Roman cestuses[edit]

The basic Roman cestus was made of hard leather straps, which enclosed and protected the fighter's lower arm and fist. The straps could be studded, or more extremely, spiked. [4] Caestūs were usually worn in pairs. They were sometimes used in Roman gladiatorial bouts, and could be effective both as protection and weaponry against other cestus fighters, and armoured gladiators equipped with other weapons.[5] Apart from the cestus itself, the cestus-fighter would probably have had no body armour.[6]

Like all arena personnel (arenarii), cestus fighters were either slaves or infames, "infamous ones" who held a very low level of citizenship, their status and privileges severely restricted because of their professional association with blood-pollution and death. Most were probably pitted against other cestus fighters, and had a very limited life-expectancy. As a potentially lethal, pagan blood sport, Cestus boxing is usually assumed to have been included in the banning of punitive gladiator contests under legislation of the emperor Constantine I, in 325.[7] All gladiator games were banned by Theodosius I, in 393.[8][9] The reasons for these bans are disputed, and their effectiveness is questionable, as similar legislation was enacted by later Roman emperors.

See also[edit]

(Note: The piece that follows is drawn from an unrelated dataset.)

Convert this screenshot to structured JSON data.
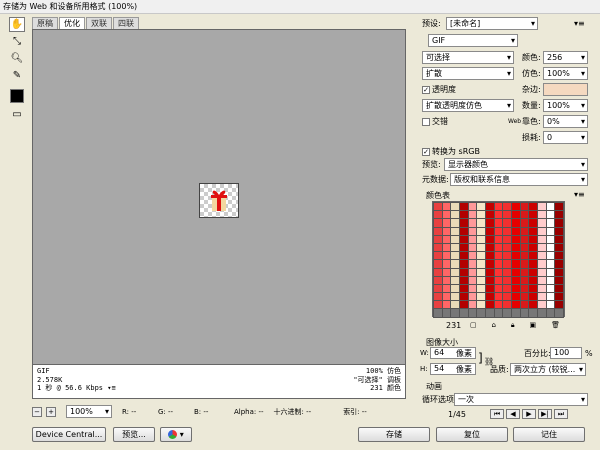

  1. ^ Charlton Lewis and Charles Short (1966). A Latin Dictionary. Oxford University Press.
  2. ^ "Latin Word Study Tool". tufts.edu.
  3. ^ Stefano De Caro The National Archaeological Museum of Naples 1996 "119971 This statue, found in 1899 among the remains of a gymnasium, represents a boxer (note the cesti or thongs armed with metal studs, on his hands)."
  4. ^  One or more of the preceding sentences incorporates text from a publication now in the public domainChisholm, Hugh, ed. (1911). "Caestus". Encyclopædia Britannica. Vol. 4 (11th ed.). Cambridge University Press. p. 944.
  5. ^ Green, Thomas A. (2001). Martial Arts of the World: R-Z. google.ca. ISBN 9781576071502.
  6. ^ Travis, Hilary John (15 December 2014). Roman Helmets. google.ca. ISBN 9781445638478.
  7. ^ David Potter, "Constantine and the Gladiators", The Classical Quarterly, Vol. 60, No. 2 (December 2010), p. 602
  8. ^ See Codex Theodosianus, 2.8.19 and 2.8.22
  9. ^ Pharr, Clyde; Davidson, Theresa Sherrer; Pharr, Mary Brown (2001) [1952]. The Theodosian Code and Novels, and the Sirmondian Constitutions. The Lawbook Exchange. ISBN 978-1-58477-146-3.